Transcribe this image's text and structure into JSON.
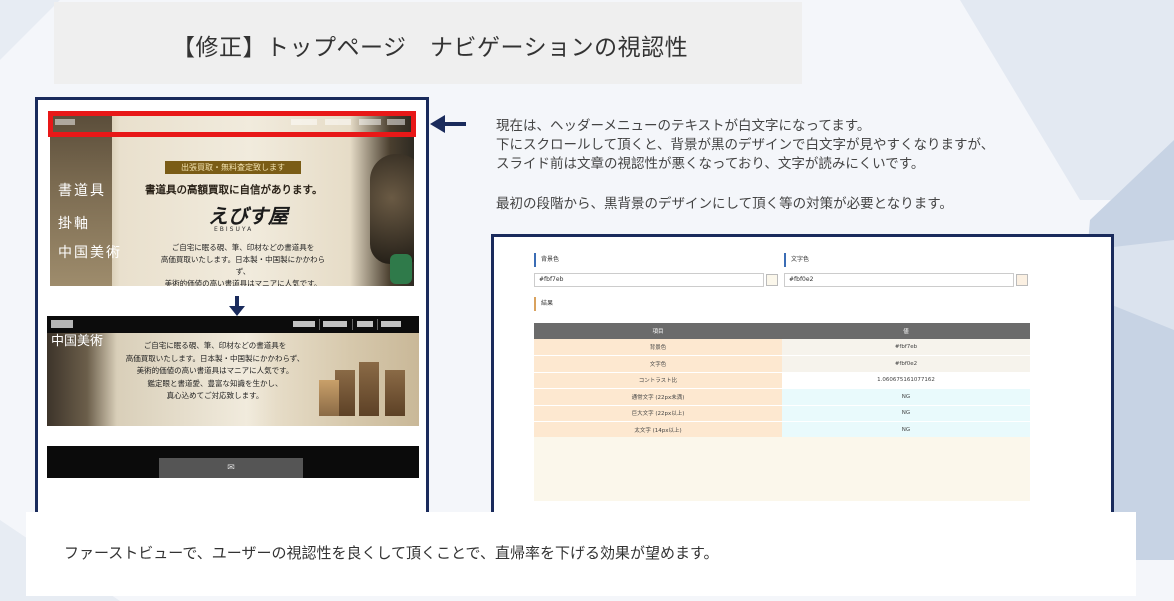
{
  "title": "【修正】トップページ　ナビゲーションの視認性",
  "colors": {
    "frame_border": "#1a2b5c",
    "highlight": "#e81818",
    "title_bg": "#efefef"
  },
  "before_screenshot": {
    "banner": "出張買取・無料査定致します",
    "tagline": "書道具の高額買取に自信があります。",
    "logo": "えびす屋",
    "logo_sub": "EBISUYA",
    "side_labels": [
      "書道具",
      "掛軸",
      "中国美術"
    ],
    "body_lines": [
      "ご自宅に眠る硯、筆、印材などの書道具を",
      "高価買取いたします。日本製・中国製にかかわらず、",
      "美術的価値の高い書道具はマニアに人気です。"
    ]
  },
  "after_screenshot": {
    "side_text": "中国美術",
    "body_lines": [
      "ご自宅に眠る硯、筆、印材などの書道具を",
      "高価買取いたします。日本製・中国製にかかわらず、",
      "美術的価値の高い書道具はマニアに人気です。",
      "鑑定眼と書道愛、豊富な知識を生かし、",
      "真心込めてご対応致します。"
    ],
    "mail_icon": "envelope-icon",
    "mail_glyph": "✉"
  },
  "description": {
    "lines": [
      "現在は、ヘッダーメニューのテキストが白文字になってます。",
      "下にスクロールして頂くと、背景が黒のデザインで白文字が見やすくなりますが、",
      "スライド前は文章の視認性が悪くなっており、文字が読みにくいです。"
    ],
    "second": "最初の段階から、黒背景のデザインにして頂く等の対策が必要となります。"
  },
  "contrast_checker": {
    "bg_label": "背景色",
    "bg_value": "#fbf7eb",
    "fg_label": "文字色",
    "fg_value": "#fbf0e2",
    "result_label": "結果",
    "table_headers": [
      "項目",
      "値"
    ],
    "rows": [
      {
        "key": "背景色",
        "value": "#fbf7eb"
      },
      {
        "key": "文字色",
        "value": "#fbf0e2"
      },
      {
        "key": "コントラスト比",
        "value": "1.060675161077162"
      },
      {
        "key": "通常文字 (22px未満)",
        "value": "NG"
      },
      {
        "key": "巨大文字 (22px以上)",
        "value": "NG"
      },
      {
        "key": "太文字 (14px以上)",
        "value": "NG"
      }
    ]
  },
  "conclusion": "ファーストビューで、ユーザーの視認性を良くして頂くことで、直帰率を下げる効果が望めます。"
}
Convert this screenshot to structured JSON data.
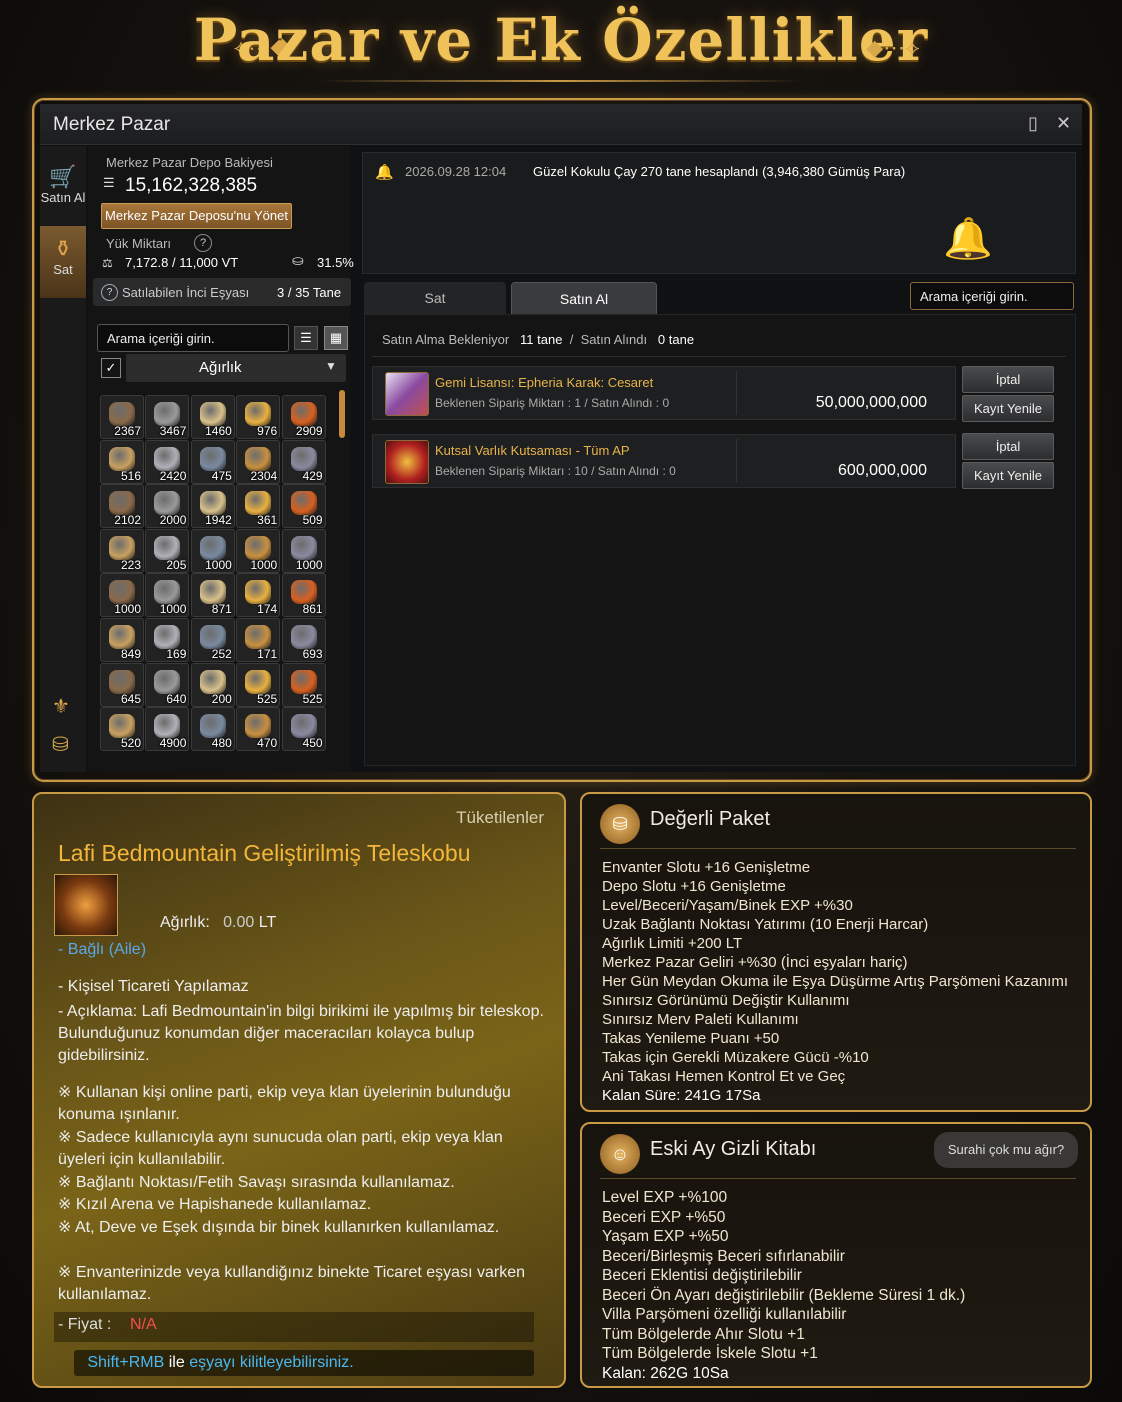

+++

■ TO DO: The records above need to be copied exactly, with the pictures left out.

■ SOLVED EXERCISE:
Transcribe this image's text and structure into JSON.
{
  "title": "【修正】トップページ　ナビゲーションの視認性",
  "colors": {
    "frame_border": "#1a2b5c",
    "highlight": "#e81818",
    "title_bg": "#efefef"
  },
  "before_screenshot": {
    "banner": "出張買取・無料査定致します",
    "tagline": "書道具の高額買取に自信があります。",
    "logo": "えびす屋",
    "logo_sub": "EBISUYA",
    "side_labels": [
      "書道具",
      "掛軸",
      "中国美術"
    ],
    "body_lines": [
      "ご自宅に眠る硯、筆、印材などの書道具を",
      "高価買取いたします。日本製・中国製にかかわらず、",
      "美術的価値の高い書道具はマニアに人気です。"
    ]
  },
  "after_screenshot": {
    "side_text": "中国美術",
    "body_lines": [
      "ご自宅に眠る硯、筆、印材などの書道具を",
      "高価買取いたします。日本製・中国製にかかわらず、",
      "美術的価値の高い書道具はマニアに人気です。",
      "鑑定眼と書道愛、豊富な知識を生かし、",
      "真心込めてご対応致します。"
    ],
    "mail_icon": "envelope-icon",
    "mail_glyph": "✉"
  },
  "description": {
    "lines": [
      "現在は、ヘッダーメニューのテキストが白文字になってます。",
      "下にスクロールして頂くと、背景が黒のデザインで白文字が見やすくなりますが、",
      "スライド前は文章の視認性が悪くなっており、文字が読みにくいです。"
    ],
    "second": "最初の段階から、黒背景のデザインにして頂く等の対策が必要となります。"
  },
  "contrast_checker": {
    "bg_label": "背景色",
    "bg_value": "#fbf7eb",
    "fg_label": "文字色",
    "fg_value": "#fbf0e2",
    "result_label": "結果",
    "table_headers": [
      "項目",
      "値"
    ],
    "rows": [
      {
        "key": "背景色",
        "value": "#fbf7eb"
      },
      {
        "key": "文字色",
        "value": "#fbf0e2"
      },
      {
        "key": "コントラスト比",
        "value": "1.060675161077162"
      },
      {
        "key": "通常文字 (22px未満)",
        "value": "NG"
      },
      {
        "key": "巨大文字 (22px以上)",
        "value": "NG"
      },
      {
        "key": "太文字 (14px以上)",
        "value": "NG"
      }
    ]
  },
  "conclusion": "ファーストビューで、ユーザーの視認性を良くして頂くことで、直帰率を下げる効果が望めます。"
}
Convert this screenshot to structured JSON data.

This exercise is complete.